**Instructions to follow:**
Your output should contain every record, unchanged.

Start of Exercise data

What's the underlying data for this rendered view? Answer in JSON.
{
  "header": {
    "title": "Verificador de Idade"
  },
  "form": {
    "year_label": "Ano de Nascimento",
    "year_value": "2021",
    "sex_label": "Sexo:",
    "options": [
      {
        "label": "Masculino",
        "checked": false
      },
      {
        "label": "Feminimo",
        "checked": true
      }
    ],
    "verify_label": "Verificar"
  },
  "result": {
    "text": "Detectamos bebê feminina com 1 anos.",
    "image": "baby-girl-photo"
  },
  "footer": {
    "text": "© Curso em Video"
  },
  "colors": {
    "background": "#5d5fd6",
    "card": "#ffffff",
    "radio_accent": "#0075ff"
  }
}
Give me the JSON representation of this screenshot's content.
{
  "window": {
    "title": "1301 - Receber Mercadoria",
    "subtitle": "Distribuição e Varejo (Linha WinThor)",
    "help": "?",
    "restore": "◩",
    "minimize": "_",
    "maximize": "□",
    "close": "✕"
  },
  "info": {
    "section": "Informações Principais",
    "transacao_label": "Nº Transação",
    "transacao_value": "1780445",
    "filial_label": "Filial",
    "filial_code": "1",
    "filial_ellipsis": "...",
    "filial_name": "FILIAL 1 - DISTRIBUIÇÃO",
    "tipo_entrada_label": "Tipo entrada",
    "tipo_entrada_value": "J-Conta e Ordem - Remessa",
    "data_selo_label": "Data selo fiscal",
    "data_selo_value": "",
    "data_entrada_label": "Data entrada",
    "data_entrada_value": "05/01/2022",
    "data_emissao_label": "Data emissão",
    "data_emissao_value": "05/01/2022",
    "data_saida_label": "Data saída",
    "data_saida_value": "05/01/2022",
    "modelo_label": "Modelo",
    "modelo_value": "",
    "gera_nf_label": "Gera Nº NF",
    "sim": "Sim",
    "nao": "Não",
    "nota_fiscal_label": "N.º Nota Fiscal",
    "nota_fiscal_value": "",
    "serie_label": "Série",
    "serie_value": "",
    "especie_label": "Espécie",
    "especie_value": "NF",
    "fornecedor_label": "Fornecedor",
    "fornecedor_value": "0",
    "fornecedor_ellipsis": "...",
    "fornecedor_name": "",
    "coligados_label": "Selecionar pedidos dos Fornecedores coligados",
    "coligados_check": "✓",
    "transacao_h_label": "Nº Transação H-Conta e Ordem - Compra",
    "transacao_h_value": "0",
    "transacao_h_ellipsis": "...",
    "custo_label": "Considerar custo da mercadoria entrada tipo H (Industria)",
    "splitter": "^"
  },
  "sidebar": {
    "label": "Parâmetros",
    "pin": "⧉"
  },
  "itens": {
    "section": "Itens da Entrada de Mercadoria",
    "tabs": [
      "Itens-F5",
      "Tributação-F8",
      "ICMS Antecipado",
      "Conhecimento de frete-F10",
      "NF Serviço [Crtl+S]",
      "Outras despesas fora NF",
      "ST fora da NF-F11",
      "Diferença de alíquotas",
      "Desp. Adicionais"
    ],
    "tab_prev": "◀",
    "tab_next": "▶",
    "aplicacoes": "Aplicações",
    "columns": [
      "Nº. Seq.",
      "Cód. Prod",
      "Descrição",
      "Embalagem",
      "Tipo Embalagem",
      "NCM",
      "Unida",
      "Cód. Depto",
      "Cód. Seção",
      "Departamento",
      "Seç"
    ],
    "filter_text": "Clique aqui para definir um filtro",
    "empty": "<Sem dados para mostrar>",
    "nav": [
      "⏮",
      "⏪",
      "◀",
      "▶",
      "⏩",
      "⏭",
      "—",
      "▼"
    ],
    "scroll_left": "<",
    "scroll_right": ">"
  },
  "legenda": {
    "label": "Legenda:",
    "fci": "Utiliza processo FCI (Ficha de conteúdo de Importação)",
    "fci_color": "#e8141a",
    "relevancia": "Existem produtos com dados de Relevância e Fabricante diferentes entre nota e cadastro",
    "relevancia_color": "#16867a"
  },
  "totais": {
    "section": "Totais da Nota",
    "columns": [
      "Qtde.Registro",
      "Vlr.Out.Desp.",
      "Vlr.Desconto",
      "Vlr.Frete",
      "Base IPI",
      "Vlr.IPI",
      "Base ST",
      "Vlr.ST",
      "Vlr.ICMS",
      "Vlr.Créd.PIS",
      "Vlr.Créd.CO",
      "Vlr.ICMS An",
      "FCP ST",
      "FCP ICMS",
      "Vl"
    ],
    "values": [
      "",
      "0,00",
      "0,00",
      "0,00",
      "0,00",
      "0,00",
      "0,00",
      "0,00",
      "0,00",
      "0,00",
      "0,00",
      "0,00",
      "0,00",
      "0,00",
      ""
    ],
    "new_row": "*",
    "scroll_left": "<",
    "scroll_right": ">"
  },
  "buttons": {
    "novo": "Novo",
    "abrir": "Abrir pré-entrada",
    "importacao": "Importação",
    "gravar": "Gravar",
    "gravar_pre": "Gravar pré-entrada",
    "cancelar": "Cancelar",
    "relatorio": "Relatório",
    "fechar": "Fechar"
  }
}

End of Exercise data

**Solved problem:**
What's the underlying data for this rendered view? Answer in JSON.
{
  "header": {
    "title": "Verificador de Idade"
  },
  "form": {
    "year_label": "Ano de Nascimento",
    "year_value": "2021",
    "sex_label": "Sexo:",
    "options": [
      {
        "label": "Masculino",
        "checked": false
      },
      {
        "label": "Feminimo",
        "checked": true
      }
    ],
    "verify_label": "Verificar"
  },
  "result": {
    "text": "Detectamos bebê feminina com 1 anos.",
    "image": "baby-girl-photo"
  },
  "footer": {
    "text": "© Curso em Video"
  },
  "colors": {
    "background": "#5d5fd6",
    "card": "#ffffff",
    "radio_accent": "#0075ff"
  }
}
Give me the JSON representation of this screenshot's content.
{
  "window": {
    "title": "1301 - Receber Mercadoria",
    "subtitle": "Distribuição e Varejo (Linha WinThor)",
    "help": "?",
    "restore": "◩",
    "minimize": "_",
    "maximize": "□",
    "close": "✕"
  },
  "info": {
    "section": "Informações Principais",
    "transacao_label": "Nº Transação",
    "transacao_value": "1780445",
    "filial_label": "Filial",
    "filial_code": "1",
    "filial_ellipsis": "...",
    "filial_name": "FILIAL 1 - DISTRIBUIÇÃO",
    "tipo_entrada_label": "Tipo entrada",
    "tipo_entrada_value": "J-Conta e Ordem - Remessa",
    "data_selo_label": "Data selo fiscal",
    "data_selo_value": "",
    "data_entrada_label": "Data entrada",
    "data_entrada_value": "05/01/2022",
    "data_emissao_label": "Data emissão",
    "data_emissao_value": "05/01/2022",
    "data_saida_label": "Data saída",
    "data_saida_value": "05/01/2022",
    "modelo_label": "Modelo",
    "modelo_value": "",
    "gera_nf_label": "Gera Nº NF",
    "sim": "Sim",
    "nao": "Não",
    "nota_fiscal_label": "N.º Nota Fiscal",
    "nota_fiscal_value": "",
    "serie_label": "Série",
    "serie_value": "",
    "especie_label": "Espécie",
    "especie_value": "NF",
    "fornecedor_label": "Fornecedor",
    "fornecedor_value": "0",
    "fornecedor_ellipsis": "...",
    "fornecedor_name": "",
    "coligados_label": "Selecionar pedidos dos Fornecedores coligados",
    "coligados_check": "✓",
    "transacao_h_label": "Nº Transação H-Conta e Ordem - Compra",
    "transacao_h_value": "0",
    "transacao_h_ellipsis": "...",
    "custo_label": "Considerar custo da mercadoria entrada tipo H (Industria)",
    "splitter": "^"
  },
  "sidebar": {
    "label": "Parâmetros",
    "pin": "⧉"
  },
  "itens": {
    "section": "Itens da Entrada de Mercadoria",
    "tabs": [
      "Itens-F5",
      "Tributação-F8",
      "ICMS Antecipado",
      "Conhecimento de frete-F10",
      "NF Serviço [Crtl+S]",
      "Outras despesas fora NF",
      "ST fora da NF-F11",
      "Diferença de alíquotas",
      "Desp. Adicionais"
    ],
    "tab_prev": "◀",
    "tab_next": "▶",
    "aplicacoes": "Aplicações",
    "columns": [
      "Nº. Seq.",
      "Cód. Prod",
      "Descrição",
      "Embalagem",
      "Tipo Embalagem",
      "NCM",
      "Unida",
      "Cód. Depto",
      "Cód. Seção",
      "Departamento",
      "Seç"
    ],
    "filter_text": "Clique aqui para definir um filtro",
    "empty": "<Sem dados para mostrar>",
    "nav": [
      "⏮",
      "⏪",
      "◀",
      "▶",
      "⏩",
      "⏭",
      "—",
      "▼"
    ],
    "scroll_left": "<",
    "scroll_right": ">"
  },
  "legenda": {
    "label": "Legenda:",
    "fci": "Utiliza processo FCI (Ficha de conteúdo de Importação)",
    "fci_color": "#e8141a",
    "relevancia": "Existem produtos com dados de Relevância e Fabricante diferentes entre nota e cadastro",
    "relevancia_color": "#16867a"
  },
  "totais": {
    "section": "Totais da Nota",
    "columns": [
      "Qtde.Registro",
      "Vlr.Out.Desp.",
      "Vlr.Desconto",
      "Vlr.Frete",
      "Base IPI",
      "Vlr.IPI",
      "Base ST",
      "Vlr.ST",
      "Vlr.ICMS",
      "Vlr.Créd.PIS",
      "Vlr.Créd.CO",
      "Vlr.ICMS An",
      "FCP ST",
      "FCP ICMS",
      "Vl"
    ],
    "values": [
      "",
      "0,00",
      "0,00",
      "0,00",
      "0,00",
      "0,00",
      "0,00",
      "0,00",
      "0,00",
      "0,00",
      "0,00",
      "0,00",
      "0,00",
      "0,00",
      ""
    ],
    "new_row": "*",
    "scroll_left": "<",
    "scroll_right": ">"
  },
  "buttons": {
    "novo": "Novo",
    "abrir": "Abrir pré-entrada",
    "importacao": "Importação",
    "gravar": "Gravar",
    "gravar_pre": "Gravar pré-entrada",
    "cancelar": "Cancelar",
    "relatorio": "Relatório",
    "fechar": "Fechar"
  }
}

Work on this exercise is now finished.